Reproduce the data below in full and to the letter, images excepted.

▸ Data
◆ ◆ ◆ ◆ ◆ ◆ ◆
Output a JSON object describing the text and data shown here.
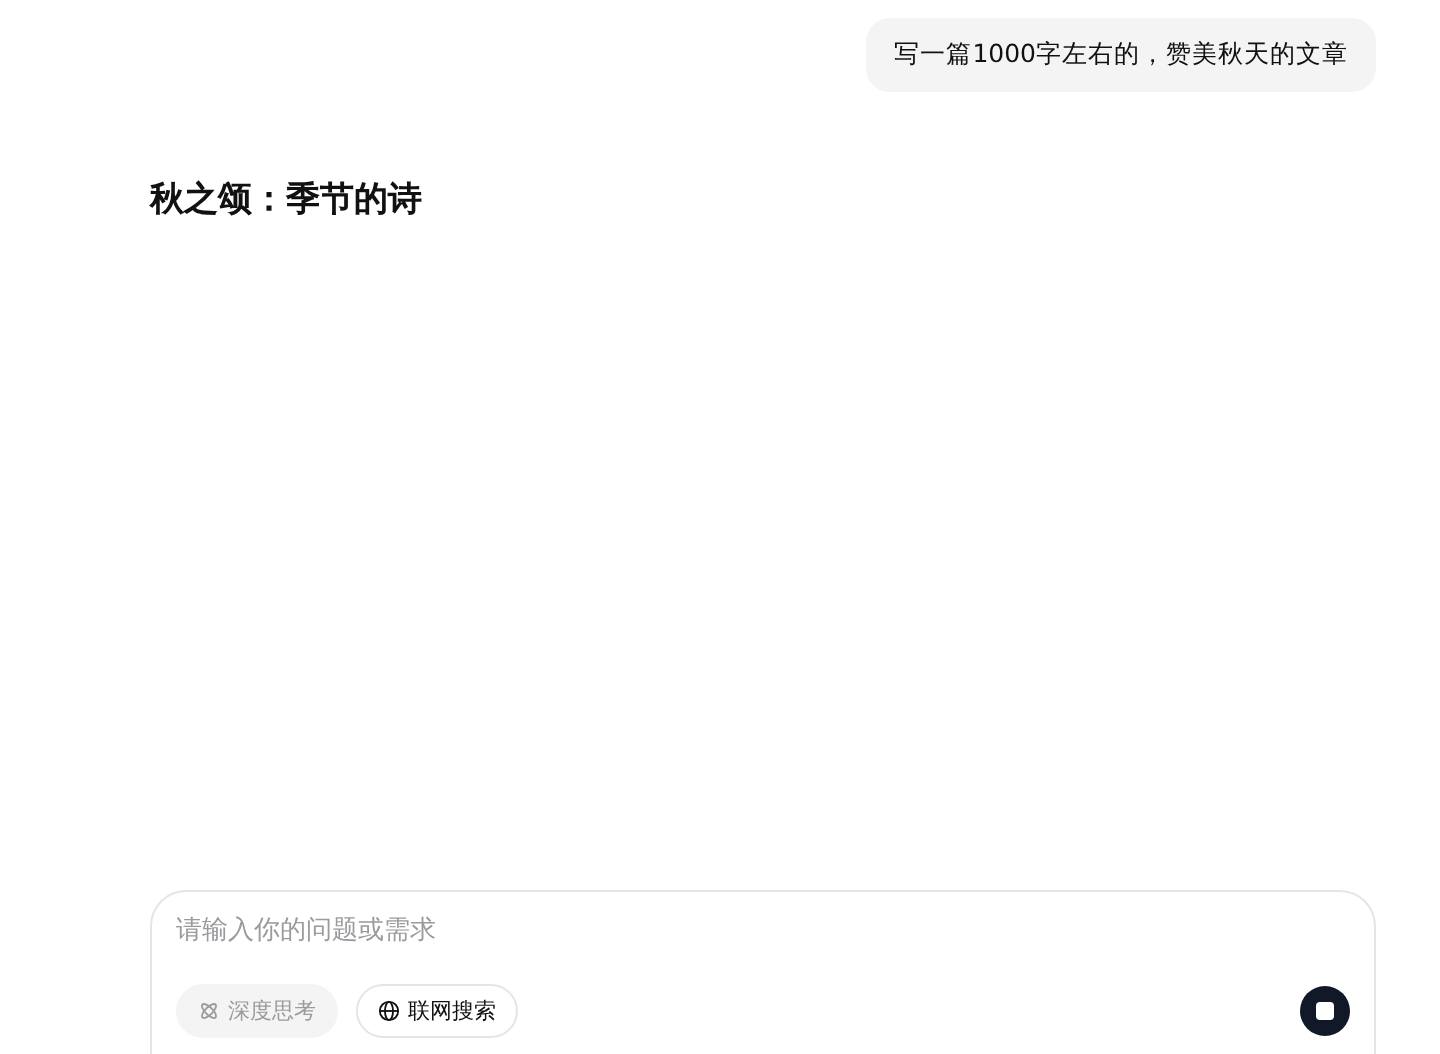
{
  "user_message": "写一篇1000字左右的，赞美秋天的文章",
  "reply": {
    "heading": "秋之颂：季节的诗"
  },
  "composer": {
    "placeholder": "请输入你的问题或需求",
    "toggles": [
      {
        "label": "深度思考",
        "kind": "think",
        "disabled": true
      },
      {
        "label": "联网搜索",
        "kind": "web",
        "disabled": false
      }
    ]
  }
}
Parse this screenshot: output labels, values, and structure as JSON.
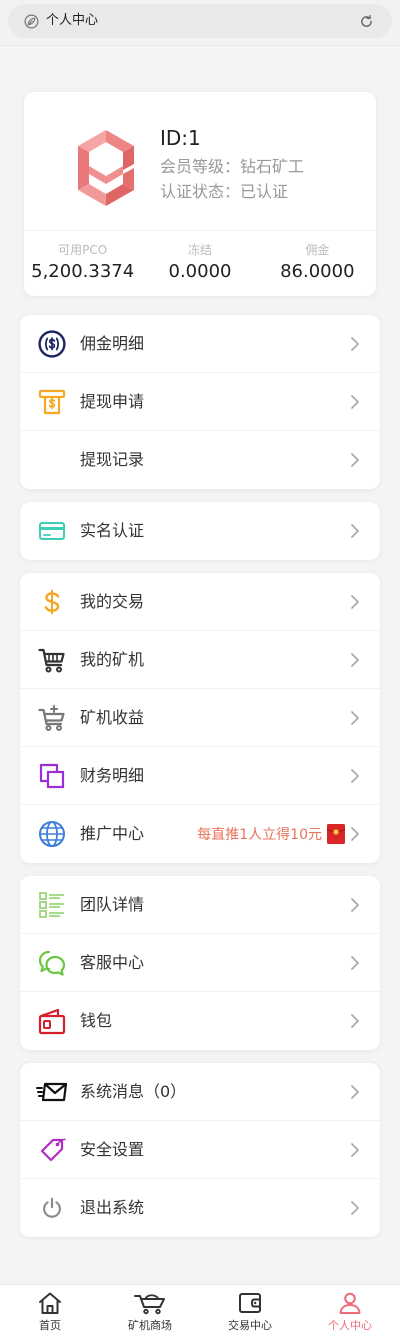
{
  "top_bar": {
    "title": "个人中心",
    "left_icon": "leaf-icon",
    "right_icon": "refresh-icon"
  },
  "profile": {
    "logo_icon": "logo-icon",
    "id_text": "ID:1",
    "level_text": "会员等级：钻石矿工",
    "status_text": "认证状态：已认证",
    "stats": [
      {
        "label": "可用PCO",
        "value": "5,200.3374"
      },
      {
        "label": "冻结",
        "value": "0.0000"
      },
      {
        "label": "佣金",
        "value": "86.0000"
      }
    ]
  },
  "menu": {
    "chevron_icon": "chevron-right-icon",
    "groups": [
      {
        "items": [
          {
            "label": "佣金明细",
            "icon": "dollar-circle-icon",
            "icon_color": "#1c2462"
          },
          {
            "label": "提现申请",
            "icon": "atm-withdraw-icon",
            "icon_color": "#f5a623"
          },
          {
            "label": "提现记录"
          }
        ]
      },
      {
        "items": [
          {
            "label": "实名认证",
            "icon": "id-card-icon",
            "icon_color": "#3ccfb4"
          }
        ]
      },
      {
        "items": [
          {
            "label": "我的交易",
            "icon": "dollar-icon",
            "icon_color": "#f5a623"
          },
          {
            "label": "我的矿机",
            "icon": "cart-icon",
            "icon_color": "#333333"
          },
          {
            "label": "矿机收益",
            "icon": "cart-plus-icon",
            "icon_color": "#777777"
          },
          {
            "label": "财务明细",
            "icon": "finance-squares-icon",
            "icon_color": "#9b2fd6"
          },
          {
            "label": "推广中心",
            "icon": "globe-icon",
            "icon_color": "#3d7fd8",
            "promo_text": "每直推1人立得10元",
            "promo_icon": "red-envelope-icon"
          }
        ]
      },
      {
        "items": [
          {
            "label": "团队详情",
            "icon": "list-icon",
            "icon_color": "#9bd77a"
          },
          {
            "label": "客服中心",
            "icon": "chat-icon",
            "icon_color": "#6cc644"
          },
          {
            "label": "钱包",
            "icon": "wallet-icon",
            "icon_color": "#d4202c"
          }
        ]
      },
      {
        "items": [
          {
            "label": "系统消息（0）",
            "icon": "message-envelope-icon",
            "icon_color": "#111111"
          },
          {
            "label": "安全设置",
            "icon": "tag-icon",
            "icon_color": "#b12bc4"
          },
          {
            "label": "退出系统",
            "icon": "power-icon",
            "icon_color": "#888888"
          }
        ]
      }
    ]
  },
  "bottom_nav": {
    "items": [
      {
        "label": "首页",
        "icon": "home-icon",
        "active": false
      },
      {
        "label": "矿机商场",
        "icon": "mining-shop-icon",
        "active": false
      },
      {
        "label": "交易中心",
        "icon": "wallet-outline-icon",
        "active": false
      },
      {
        "label": "个人中心",
        "icon": "user-icon",
        "active": true
      }
    ]
  },
  "colors": {
    "page_bg": "#f4f4f4",
    "card_bg": "#ffffff",
    "text_primary": "#333333",
    "text_muted": "#999999",
    "promo": "#e8735a",
    "nav_active": "#f06a7a",
    "logo": "#ee8080"
  }
}
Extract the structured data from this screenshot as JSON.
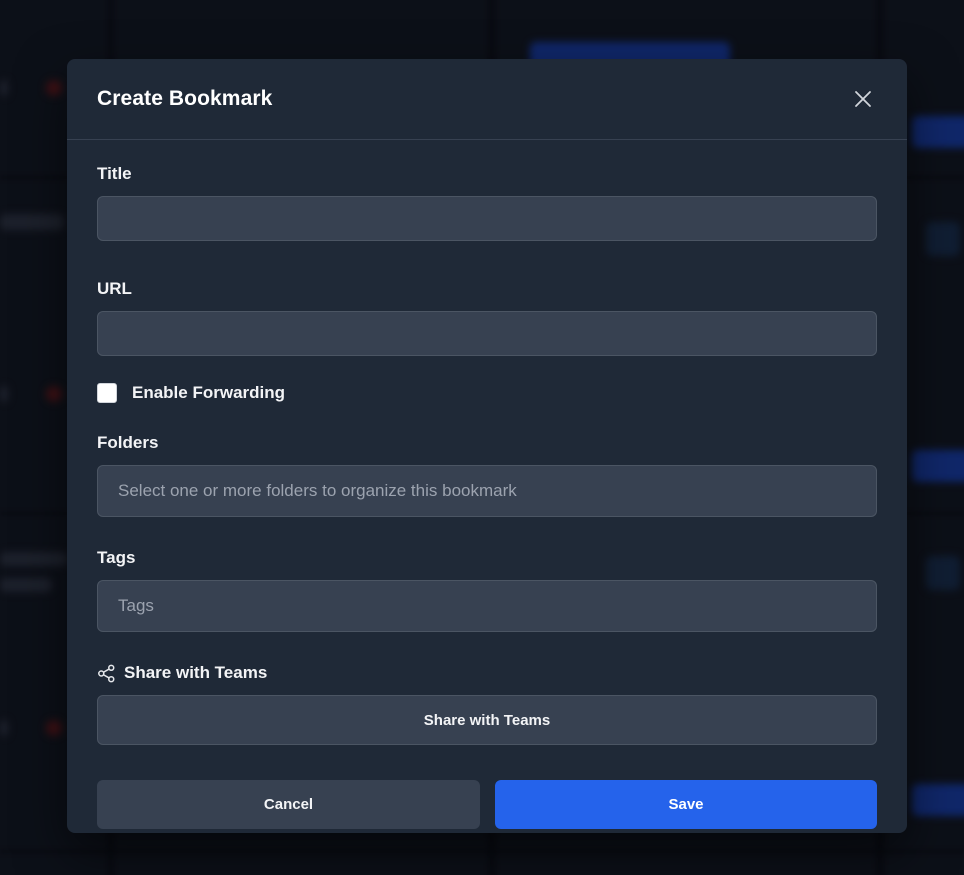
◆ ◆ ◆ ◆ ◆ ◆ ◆
▸ Output
Output a JSON object describing the text and data shown here.
{
  "user_message": "写一篇1000字左右的，赞美秋天的文章",
  "reply": {
    "heading": "秋之颂：季节的诗"
  },
  "composer": {
    "placeholder": "请输入你的问题或需求",
    "toggles": [
      {
        "label": "深度思考",
        "kind": "think",
        "disabled": true
      },
      {
        "label": "联网搜索",
        "kind": "web",
        "disabled": false
      }
    ]
  }
}
Parse this screenshot: output labels, values, and structure as JSON.
{
  "top_bar": {
    "title": "个人中心",
    "left_icon": "leaf-icon",
    "right_icon": "refresh-icon"
  },
  "profile": {
    "logo_icon": "logo-icon",
    "id_text": "ID:1",
    "level_text": "会员等级：钻石矿工",
    "status_text": "认证状态：已认证",
    "stats": [
      {
        "label": "可用PCO",
        "value": "5,200.3374"
      },
      {
        "label": "冻结",
        "value": "0.0000"
      },
      {
        "label": "佣金",
        "value": "86.0000"
      }
    ]
  },
  "menu": {
    "chevron_icon": "chevron-right-icon",
    "groups": [
      {
        "items": [
          {
            "label": "佣金明细",
            "icon": "dollar-circle-icon",
            "icon_color": "#1c2462"
          },
          {
            "label": "提现申请",
            "icon": "atm-withdraw-icon",
            "icon_color": "#f5a623"
          },
          {
            "label": "提现记录"
          }
        ]
      },
      {
        "items": [
          {
            "label": "实名认证",
            "icon": "id-card-icon",
            "icon_color": "#3ccfb4"
          }
        ]
      },
      {
        "items": [
          {
            "label": "我的交易",
            "icon": "dollar-icon",
            "icon_color": "#f5a623"
          },
          {
            "label": "我的矿机",
            "icon": "cart-icon",
            "icon_color": "#333333"
          },
          {
            "label": "矿机收益",
            "icon": "cart-plus-icon",
            "icon_color": "#777777"
          },
          {
            "label": "财务明细",
            "icon": "finance-squares-icon",
            "icon_color": "#9b2fd6"
          },
          {
            "label": "推广中心",
            "icon": "globe-icon",
            "icon_color": "#3d7fd8",
            "promo_text": "每直推1人立得10元",
            "promo_icon": "red-envelope-icon"
          }
        ]
      },
      {
        "items": [
          {
            "label": "团队详情",
            "icon": "list-icon",
            "icon_color": "#9bd77a"
          },
          {
            "label": "客服中心",
            "icon": "chat-icon",
            "icon_color": "#6cc644"
          },
          {
            "label": "钱包",
            "icon": "wallet-icon",
            "icon_color": "#d4202c"
          }
        ]
      },
      {
        "items": [
          {
            "label": "系统消息（0）",
            "icon": "message-envelope-icon",
            "icon_color": "#111111"
          },
          {
            "label": "安全设置",
            "icon": "tag-icon",
            "icon_color": "#b12bc4"
          },
          {
            "label": "退出系统",
            "icon": "power-icon",
            "icon_color": "#888888"
          }
        ]
      }
    ]
  },
  "bottom_nav": {
    "items": [
      {
        "label": "首页",
        "icon": "home-icon",
        "active": false
      },
      {
        "label": "矿机商场",
        "icon": "mining-shop-icon",
        "active": false
      },
      {
        "label": "交易中心",
        "icon": "wallet-outline-icon",
        "active": false
      },
      {
        "label": "个人中心",
        "icon": "user-icon",
        "active": true
      }
    ]
  },
  "colors": {
    "page_bg": "#f4f4f4",
    "card_bg": "#ffffff",
    "text_primary": "#333333",
    "text_muted": "#999999",
    "promo": "#e8735a",
    "nav_active": "#f06a7a",
    "logo": "#ee8080"
  }
}
Extract the structured data from this screenshot as JSON.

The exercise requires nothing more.